GMZ Energy announced successful demo of 200W automotive thermoelectric generator
Navy fuel solicitation targeting minimum 10% drop-in biofuels component in F-76 and JP-5; at least 39M gallons biofuels

ClipperCreek introducing $395 Level 2 EV charging station

ClipperCreek is introducing a $395 Level 2, 240V EV charging station, available for immediate delivery, directly from the factory in Auburn, CA. The LCS-20 is the first major brand Level 2 electric vehicle charging station to break through the $400 barrier.

The unit comes with 22 feet of charging cable and a 3-year manufacturer’s warranty.

Charging at 15 Amps and 240 Volts, the 3.6KW LCS-20 provides a cost-effective way for customers to upgrade from their 120V charge cord and cut charging time by 60%.

After an in depth analysis, the ClipperCreek team realized a 3.6KW station could be offered without compromising quality or durability through a combination of volume pricing, slightly shorter cable, and 15Amp charge rate.

—Jason France, President and Founder of ClipperCreek

The LCS-20 is delivered with a flexible conduit that is easily wired into an existing junction box, with no assembly required! The compact, tough, and weatherproof enclosure is mounted with just four screws. An optional connector holster is available for $19.




Dave R

This is really going to appeal to all those plug-in hybrid owners who can only charge at 16A max anyway.

Personally, I'd still pay a bit more for the 30A capable unit to future proof the install for future plug-ins.

It makes sense to future-proof when you install the wiring for your EVSE because the added cost of the heavier gauge wire is minimal ($20-$50). The majority of the cost of install is labor, and would be expensive to do twice.

But the difference in price of this 15A unit and the HCS-60 48A unit is $500. (The difference in cost for the 30A HCS-40P is $250). If recent history is any guide, prices will continue to trend lower over the next few years, although probably not at the same rapid rate.

I have the HCS-60 and LCS-25 (home and work). They are both excellent.Very rugged and never a problem of any kind.


At 3.6 kW a Leaf will easily charge overnight.  This is enough for almost everyone.

The most important number to pay attention to when you size your unit is how long will it take you to recover the mileage you expend each day (commute + errands etc).

If you drive less than 50 miles, a 15A, 3kW charge cord like this will charge you back to full within the overnight super-off peak utility rate window (usually 6 hours, but only 5 hours in San Diego).

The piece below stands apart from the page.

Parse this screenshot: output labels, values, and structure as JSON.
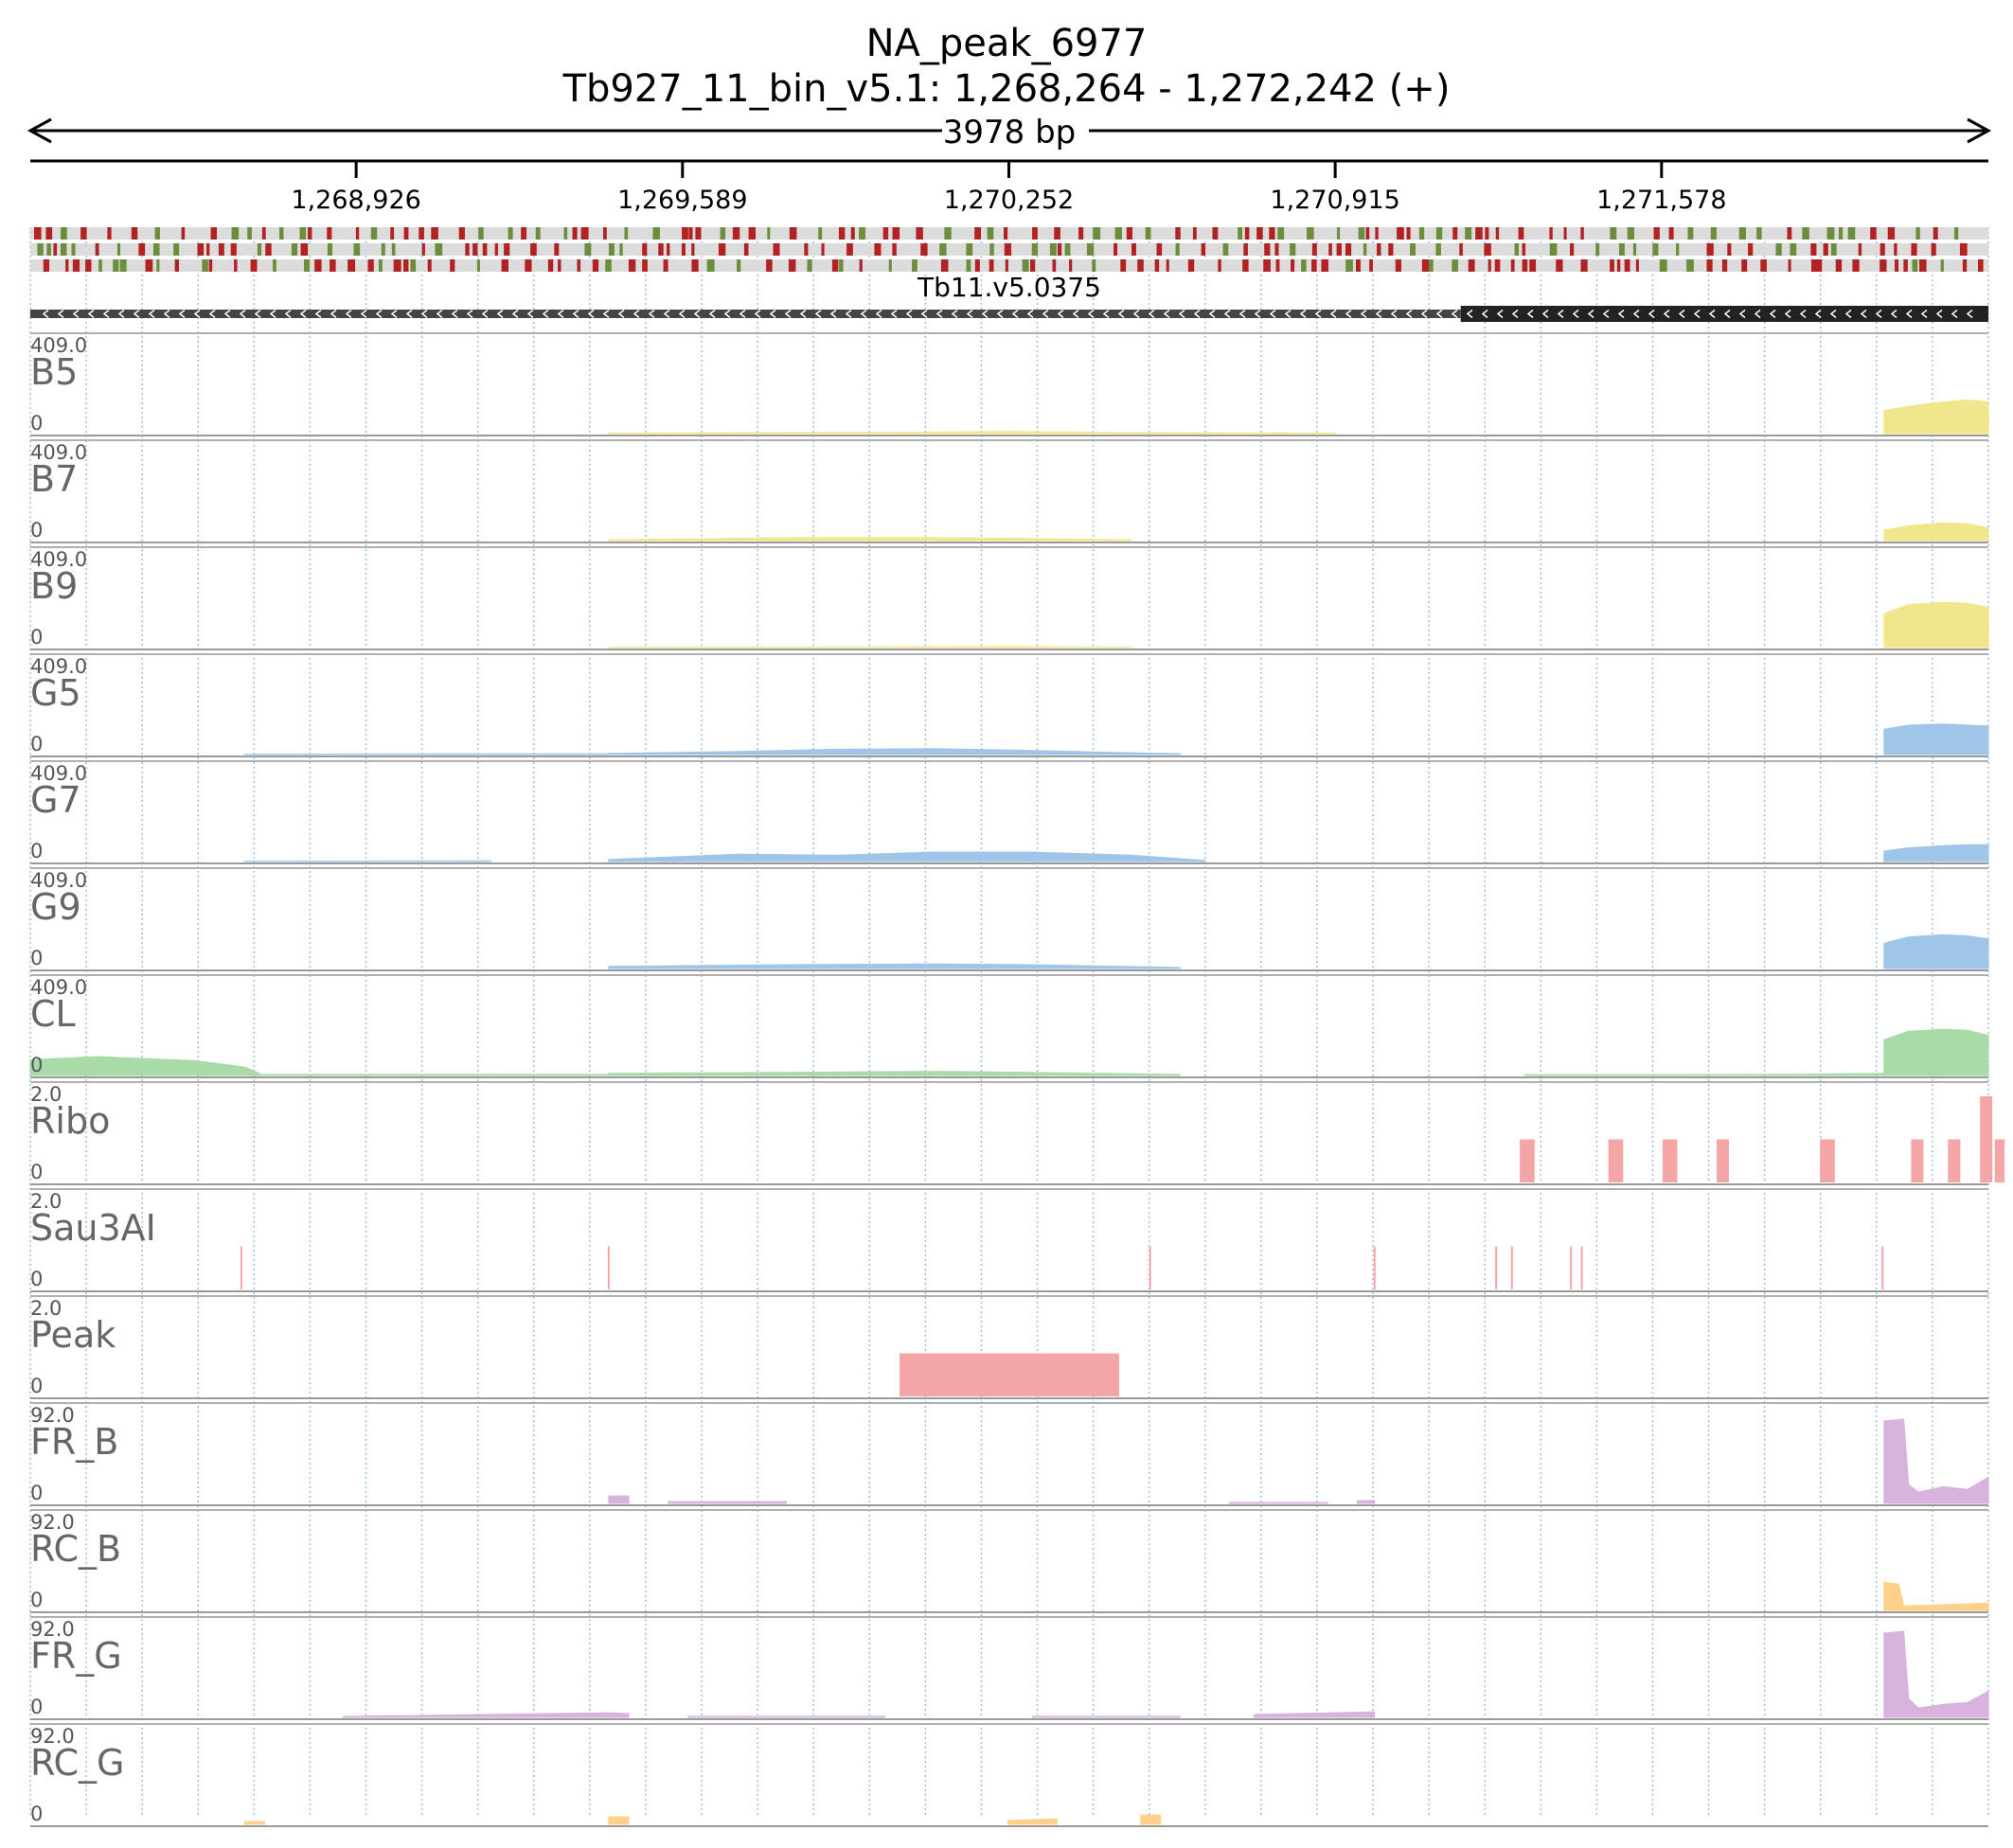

If you drive more than that regularly, and your car will accept a 6kW charge, you'll definitely want the faster charger or part of your charge sessions will be at the higher utility rate.

Faster charging is definitely helpful if you need to top up at home during the day (soccer moms, or after work before going out again for the evening).

If in doubt, buy the faster charger. A few hundred extra bucks is very cheap insurance if you need a quick turn. The loss of utility of your car if your charger is t fast enough is a big bummer, and might make you regret the limitations of electric.

I've never regretted paying extra for my faster charging installations, even if I only used the capability occasionally. When you need it, you really need it, unless you have a second car to rely on.


Good folks, these CC people. I think this charger fills the gap between L1 and the LCS-25 for those drivers in temperate climates. Preheat is vital in Bear/Packer/Viking country, where even the modest Leaf can really use the LCS-25 as a minimum.

The comments to this entry are closed.